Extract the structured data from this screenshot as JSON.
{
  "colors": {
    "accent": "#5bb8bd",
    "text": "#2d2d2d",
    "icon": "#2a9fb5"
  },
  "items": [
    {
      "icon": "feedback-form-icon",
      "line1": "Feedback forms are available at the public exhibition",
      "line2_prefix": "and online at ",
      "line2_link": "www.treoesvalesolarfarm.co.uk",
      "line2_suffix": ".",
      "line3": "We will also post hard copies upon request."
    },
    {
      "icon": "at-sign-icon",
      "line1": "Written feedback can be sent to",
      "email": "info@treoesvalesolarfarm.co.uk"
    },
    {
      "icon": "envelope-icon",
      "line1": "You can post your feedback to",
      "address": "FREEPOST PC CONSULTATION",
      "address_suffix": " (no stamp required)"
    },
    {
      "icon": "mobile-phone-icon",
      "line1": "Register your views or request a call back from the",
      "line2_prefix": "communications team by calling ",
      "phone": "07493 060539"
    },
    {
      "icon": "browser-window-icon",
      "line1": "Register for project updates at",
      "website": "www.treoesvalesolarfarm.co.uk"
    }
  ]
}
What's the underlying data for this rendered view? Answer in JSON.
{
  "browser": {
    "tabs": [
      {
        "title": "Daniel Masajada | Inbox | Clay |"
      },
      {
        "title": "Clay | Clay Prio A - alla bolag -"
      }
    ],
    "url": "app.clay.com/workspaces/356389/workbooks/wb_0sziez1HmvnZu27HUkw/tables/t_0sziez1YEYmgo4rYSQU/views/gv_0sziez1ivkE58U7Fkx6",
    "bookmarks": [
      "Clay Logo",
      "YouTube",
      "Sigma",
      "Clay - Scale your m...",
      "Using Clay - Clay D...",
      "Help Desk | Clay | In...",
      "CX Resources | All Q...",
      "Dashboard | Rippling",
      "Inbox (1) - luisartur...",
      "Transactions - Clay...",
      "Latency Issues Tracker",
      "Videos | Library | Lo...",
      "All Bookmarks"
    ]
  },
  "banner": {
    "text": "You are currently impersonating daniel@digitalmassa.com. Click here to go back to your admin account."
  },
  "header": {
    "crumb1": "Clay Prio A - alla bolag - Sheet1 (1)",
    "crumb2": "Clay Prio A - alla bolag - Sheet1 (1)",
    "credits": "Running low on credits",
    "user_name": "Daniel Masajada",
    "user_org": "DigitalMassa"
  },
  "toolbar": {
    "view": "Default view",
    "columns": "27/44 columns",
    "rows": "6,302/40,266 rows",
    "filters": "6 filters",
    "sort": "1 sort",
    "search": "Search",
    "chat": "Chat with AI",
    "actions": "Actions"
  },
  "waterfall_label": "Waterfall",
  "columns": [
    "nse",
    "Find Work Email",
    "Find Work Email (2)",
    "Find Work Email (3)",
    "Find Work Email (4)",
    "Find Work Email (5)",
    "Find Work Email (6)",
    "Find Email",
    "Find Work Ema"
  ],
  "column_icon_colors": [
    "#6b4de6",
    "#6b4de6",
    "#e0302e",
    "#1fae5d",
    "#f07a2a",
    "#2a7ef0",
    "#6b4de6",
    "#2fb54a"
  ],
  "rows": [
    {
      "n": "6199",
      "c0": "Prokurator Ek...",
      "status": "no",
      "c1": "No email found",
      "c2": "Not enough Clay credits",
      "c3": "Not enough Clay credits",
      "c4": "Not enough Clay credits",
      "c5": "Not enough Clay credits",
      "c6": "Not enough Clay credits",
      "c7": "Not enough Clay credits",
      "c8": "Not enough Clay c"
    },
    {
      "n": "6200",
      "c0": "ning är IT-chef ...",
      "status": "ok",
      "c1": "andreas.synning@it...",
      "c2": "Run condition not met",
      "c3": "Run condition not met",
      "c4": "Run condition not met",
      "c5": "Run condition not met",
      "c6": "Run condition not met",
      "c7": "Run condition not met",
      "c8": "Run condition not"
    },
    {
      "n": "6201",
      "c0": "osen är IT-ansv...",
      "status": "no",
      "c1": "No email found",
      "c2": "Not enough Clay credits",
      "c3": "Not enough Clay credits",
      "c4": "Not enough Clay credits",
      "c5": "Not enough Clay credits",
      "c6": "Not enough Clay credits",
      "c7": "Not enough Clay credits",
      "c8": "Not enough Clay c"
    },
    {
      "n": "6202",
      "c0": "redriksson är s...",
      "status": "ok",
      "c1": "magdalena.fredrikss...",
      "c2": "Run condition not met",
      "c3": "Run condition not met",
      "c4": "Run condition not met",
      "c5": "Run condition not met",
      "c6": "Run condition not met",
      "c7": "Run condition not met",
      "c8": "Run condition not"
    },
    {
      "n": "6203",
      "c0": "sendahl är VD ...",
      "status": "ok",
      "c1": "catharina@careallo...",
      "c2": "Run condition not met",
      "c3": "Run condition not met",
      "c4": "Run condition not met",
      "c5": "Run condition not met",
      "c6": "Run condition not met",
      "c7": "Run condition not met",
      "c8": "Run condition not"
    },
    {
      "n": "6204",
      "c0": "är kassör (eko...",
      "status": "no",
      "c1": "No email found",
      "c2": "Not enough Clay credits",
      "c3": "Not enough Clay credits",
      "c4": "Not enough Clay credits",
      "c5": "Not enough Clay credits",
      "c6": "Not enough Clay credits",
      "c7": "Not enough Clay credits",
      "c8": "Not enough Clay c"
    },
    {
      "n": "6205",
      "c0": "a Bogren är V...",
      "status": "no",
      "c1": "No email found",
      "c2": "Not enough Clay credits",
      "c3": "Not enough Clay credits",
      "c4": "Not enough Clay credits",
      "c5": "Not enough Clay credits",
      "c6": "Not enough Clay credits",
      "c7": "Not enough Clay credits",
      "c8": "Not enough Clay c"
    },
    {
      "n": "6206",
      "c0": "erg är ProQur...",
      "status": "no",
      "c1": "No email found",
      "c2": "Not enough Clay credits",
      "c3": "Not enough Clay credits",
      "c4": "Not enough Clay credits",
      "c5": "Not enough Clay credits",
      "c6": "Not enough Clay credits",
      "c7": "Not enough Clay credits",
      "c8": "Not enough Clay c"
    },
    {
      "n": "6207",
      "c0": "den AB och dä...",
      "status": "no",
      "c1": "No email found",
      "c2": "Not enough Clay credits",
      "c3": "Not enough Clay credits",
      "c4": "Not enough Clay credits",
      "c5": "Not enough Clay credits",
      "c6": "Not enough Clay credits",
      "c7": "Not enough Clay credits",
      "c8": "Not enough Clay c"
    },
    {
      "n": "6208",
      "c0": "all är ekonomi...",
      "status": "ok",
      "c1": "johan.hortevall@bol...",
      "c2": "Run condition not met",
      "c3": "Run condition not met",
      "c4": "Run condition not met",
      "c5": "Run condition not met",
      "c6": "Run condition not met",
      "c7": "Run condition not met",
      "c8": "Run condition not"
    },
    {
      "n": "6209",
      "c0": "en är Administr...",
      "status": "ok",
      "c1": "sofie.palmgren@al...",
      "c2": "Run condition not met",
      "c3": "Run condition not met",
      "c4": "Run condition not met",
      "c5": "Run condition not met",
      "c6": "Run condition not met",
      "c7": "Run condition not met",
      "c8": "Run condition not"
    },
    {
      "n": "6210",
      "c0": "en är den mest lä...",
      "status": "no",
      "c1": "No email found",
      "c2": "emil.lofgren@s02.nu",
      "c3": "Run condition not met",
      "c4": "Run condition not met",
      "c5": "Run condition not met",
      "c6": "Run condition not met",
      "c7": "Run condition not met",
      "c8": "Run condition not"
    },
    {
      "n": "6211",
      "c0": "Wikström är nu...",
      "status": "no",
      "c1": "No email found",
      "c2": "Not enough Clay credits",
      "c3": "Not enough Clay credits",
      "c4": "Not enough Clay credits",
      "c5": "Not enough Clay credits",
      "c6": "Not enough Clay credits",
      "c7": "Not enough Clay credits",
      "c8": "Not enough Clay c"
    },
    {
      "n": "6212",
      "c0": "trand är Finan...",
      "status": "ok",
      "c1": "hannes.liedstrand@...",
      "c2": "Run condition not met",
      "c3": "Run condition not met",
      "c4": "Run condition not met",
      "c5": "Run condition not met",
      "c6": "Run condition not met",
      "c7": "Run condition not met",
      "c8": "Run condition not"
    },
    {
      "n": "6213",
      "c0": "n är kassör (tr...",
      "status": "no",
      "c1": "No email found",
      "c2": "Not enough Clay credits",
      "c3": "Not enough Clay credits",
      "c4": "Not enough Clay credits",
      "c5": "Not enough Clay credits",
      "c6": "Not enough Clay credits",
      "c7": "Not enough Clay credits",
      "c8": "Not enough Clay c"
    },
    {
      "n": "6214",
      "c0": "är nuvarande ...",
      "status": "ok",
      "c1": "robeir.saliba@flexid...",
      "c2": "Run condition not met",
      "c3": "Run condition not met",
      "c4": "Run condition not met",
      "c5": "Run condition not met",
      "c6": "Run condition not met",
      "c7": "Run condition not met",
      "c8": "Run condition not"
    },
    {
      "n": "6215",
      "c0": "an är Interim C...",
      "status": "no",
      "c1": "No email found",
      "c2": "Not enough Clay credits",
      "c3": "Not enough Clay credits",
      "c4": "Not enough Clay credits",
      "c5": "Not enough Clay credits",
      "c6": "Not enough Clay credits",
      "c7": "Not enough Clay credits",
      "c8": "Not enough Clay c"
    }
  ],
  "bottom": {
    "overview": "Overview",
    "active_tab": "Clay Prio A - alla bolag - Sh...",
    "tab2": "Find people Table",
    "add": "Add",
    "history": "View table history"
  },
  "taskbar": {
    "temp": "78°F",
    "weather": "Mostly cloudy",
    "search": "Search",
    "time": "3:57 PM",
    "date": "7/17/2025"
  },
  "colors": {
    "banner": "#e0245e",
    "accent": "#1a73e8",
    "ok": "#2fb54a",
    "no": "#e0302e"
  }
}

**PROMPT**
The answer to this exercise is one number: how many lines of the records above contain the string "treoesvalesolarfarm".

**COMPLETED TASK**
3